__Work to be completed__:
Scan the entries for the word "JSON", and copy every line where it appears.

__Supplied material__:
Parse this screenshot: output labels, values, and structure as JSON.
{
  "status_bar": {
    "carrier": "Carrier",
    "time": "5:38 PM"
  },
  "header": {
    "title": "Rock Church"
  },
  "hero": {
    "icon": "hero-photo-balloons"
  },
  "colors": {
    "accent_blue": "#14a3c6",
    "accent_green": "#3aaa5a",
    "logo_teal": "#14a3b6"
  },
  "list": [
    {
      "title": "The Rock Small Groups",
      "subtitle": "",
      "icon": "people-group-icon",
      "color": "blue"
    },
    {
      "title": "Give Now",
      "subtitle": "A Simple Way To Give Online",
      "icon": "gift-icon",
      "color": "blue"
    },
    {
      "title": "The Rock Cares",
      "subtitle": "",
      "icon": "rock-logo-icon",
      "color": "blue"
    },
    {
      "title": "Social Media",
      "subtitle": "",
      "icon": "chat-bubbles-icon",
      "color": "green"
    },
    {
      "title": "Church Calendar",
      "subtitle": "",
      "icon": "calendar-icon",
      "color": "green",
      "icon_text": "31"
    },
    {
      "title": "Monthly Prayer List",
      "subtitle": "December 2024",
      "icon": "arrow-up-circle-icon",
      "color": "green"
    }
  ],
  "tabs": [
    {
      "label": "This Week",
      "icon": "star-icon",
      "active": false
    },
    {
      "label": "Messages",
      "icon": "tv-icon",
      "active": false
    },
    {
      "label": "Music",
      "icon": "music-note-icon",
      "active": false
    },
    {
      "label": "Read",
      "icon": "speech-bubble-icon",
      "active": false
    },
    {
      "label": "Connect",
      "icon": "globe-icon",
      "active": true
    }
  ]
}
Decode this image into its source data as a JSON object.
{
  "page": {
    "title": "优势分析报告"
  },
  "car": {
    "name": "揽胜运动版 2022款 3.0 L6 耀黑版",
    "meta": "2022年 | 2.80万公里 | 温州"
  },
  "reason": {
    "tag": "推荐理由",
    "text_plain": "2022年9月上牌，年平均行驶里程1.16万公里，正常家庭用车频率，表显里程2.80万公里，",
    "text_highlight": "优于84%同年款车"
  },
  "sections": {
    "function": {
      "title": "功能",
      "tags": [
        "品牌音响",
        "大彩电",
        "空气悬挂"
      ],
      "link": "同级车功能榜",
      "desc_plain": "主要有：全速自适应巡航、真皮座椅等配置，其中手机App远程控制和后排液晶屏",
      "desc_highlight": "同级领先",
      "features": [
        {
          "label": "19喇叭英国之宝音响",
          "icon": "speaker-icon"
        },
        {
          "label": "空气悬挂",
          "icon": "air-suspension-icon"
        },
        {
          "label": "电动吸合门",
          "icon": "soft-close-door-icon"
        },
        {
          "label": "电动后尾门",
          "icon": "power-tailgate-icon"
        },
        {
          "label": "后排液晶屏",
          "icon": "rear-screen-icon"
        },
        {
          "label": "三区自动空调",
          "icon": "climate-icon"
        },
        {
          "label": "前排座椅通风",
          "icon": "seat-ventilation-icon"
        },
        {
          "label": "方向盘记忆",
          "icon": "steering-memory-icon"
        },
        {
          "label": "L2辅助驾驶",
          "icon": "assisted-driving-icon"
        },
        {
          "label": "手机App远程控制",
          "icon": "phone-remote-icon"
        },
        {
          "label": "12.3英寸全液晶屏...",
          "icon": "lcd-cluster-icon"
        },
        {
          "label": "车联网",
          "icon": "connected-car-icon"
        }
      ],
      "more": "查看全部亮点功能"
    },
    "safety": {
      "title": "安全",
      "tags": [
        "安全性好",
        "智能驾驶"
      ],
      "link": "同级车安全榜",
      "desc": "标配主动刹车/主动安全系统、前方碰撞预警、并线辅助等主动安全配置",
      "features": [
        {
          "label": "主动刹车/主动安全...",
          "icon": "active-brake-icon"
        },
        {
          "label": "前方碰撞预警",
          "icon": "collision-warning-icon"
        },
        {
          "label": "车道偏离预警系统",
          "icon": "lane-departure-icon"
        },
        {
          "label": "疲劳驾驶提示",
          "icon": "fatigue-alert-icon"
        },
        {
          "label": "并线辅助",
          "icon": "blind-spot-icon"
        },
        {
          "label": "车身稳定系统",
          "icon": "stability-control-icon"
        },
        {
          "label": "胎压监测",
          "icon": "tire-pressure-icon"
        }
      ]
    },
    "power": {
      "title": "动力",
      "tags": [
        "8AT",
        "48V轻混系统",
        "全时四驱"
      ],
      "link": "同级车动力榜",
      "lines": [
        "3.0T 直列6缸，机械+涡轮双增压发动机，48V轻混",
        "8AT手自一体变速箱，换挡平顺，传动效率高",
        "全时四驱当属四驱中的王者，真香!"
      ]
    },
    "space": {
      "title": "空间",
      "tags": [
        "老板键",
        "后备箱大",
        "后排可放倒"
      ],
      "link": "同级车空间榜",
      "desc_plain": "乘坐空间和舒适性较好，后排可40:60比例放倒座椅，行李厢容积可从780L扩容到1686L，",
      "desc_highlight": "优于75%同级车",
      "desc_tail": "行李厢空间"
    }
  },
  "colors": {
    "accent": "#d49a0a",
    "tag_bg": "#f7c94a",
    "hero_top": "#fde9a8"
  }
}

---

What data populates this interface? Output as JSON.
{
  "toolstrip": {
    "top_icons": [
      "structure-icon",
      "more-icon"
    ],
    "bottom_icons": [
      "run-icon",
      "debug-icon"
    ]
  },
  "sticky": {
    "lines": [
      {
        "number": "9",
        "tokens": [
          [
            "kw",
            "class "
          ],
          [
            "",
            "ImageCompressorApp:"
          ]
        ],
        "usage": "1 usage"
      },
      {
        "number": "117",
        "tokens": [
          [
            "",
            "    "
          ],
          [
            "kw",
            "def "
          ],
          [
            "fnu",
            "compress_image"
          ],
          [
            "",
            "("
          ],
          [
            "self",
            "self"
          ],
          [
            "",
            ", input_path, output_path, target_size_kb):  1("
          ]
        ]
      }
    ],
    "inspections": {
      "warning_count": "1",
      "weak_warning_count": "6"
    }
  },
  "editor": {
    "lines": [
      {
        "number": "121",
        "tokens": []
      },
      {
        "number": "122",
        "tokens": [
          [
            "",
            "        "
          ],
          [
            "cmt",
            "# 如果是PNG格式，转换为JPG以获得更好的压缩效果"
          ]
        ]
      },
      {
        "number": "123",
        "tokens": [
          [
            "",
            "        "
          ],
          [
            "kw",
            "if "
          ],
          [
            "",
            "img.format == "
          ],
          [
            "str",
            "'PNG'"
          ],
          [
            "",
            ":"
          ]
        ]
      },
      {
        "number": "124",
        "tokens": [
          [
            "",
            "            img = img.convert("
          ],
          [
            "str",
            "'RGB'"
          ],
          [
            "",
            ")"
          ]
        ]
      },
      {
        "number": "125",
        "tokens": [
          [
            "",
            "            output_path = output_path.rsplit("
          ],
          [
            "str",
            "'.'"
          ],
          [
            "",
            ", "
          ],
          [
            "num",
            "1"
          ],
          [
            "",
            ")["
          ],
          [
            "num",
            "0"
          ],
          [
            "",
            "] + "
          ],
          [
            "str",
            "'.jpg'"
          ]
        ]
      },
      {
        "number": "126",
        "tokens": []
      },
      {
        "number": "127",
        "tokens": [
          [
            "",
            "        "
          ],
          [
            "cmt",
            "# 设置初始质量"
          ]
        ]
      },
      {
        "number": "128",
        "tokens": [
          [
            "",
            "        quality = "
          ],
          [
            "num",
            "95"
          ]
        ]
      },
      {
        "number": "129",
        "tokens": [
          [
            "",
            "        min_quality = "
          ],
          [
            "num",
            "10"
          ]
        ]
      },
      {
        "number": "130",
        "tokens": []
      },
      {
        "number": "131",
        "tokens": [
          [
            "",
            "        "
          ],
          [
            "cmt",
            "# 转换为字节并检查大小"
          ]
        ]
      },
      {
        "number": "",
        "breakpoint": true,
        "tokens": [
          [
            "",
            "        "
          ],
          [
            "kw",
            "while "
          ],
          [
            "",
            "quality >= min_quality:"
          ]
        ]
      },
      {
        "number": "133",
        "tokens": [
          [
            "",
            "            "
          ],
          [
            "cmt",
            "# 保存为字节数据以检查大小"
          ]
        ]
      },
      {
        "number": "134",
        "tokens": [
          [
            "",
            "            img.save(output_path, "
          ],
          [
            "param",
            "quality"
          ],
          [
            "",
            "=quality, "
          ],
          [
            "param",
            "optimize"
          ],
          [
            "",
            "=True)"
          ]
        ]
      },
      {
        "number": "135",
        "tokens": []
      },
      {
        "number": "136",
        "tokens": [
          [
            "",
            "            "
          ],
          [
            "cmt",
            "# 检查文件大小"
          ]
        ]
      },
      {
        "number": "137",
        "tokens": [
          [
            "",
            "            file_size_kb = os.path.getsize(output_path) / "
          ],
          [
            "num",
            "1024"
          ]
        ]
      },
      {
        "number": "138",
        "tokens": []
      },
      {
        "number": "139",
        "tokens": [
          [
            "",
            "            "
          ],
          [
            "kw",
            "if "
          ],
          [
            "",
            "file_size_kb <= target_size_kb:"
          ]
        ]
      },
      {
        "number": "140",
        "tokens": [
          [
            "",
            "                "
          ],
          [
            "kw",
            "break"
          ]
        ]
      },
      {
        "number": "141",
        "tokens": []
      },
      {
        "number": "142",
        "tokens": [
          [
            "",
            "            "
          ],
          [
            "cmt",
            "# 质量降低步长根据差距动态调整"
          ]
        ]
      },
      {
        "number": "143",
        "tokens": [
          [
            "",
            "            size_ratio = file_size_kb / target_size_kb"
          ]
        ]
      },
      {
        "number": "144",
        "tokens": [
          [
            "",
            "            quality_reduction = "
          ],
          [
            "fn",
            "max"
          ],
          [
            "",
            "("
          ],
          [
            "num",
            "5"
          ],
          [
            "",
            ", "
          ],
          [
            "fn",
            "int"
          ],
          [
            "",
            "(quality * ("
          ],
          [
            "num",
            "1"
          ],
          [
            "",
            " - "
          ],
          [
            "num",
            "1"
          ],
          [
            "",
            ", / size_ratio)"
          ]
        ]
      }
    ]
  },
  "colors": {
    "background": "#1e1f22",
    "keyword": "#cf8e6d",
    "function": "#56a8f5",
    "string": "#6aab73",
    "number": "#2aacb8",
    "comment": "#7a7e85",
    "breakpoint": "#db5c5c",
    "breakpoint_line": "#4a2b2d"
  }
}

__Exercise output__:
Parse this screenshot: output labels, values, and structure as JSON.
Decode this image into its source data as a JSON object.
What data populates this interface? Output as JSON.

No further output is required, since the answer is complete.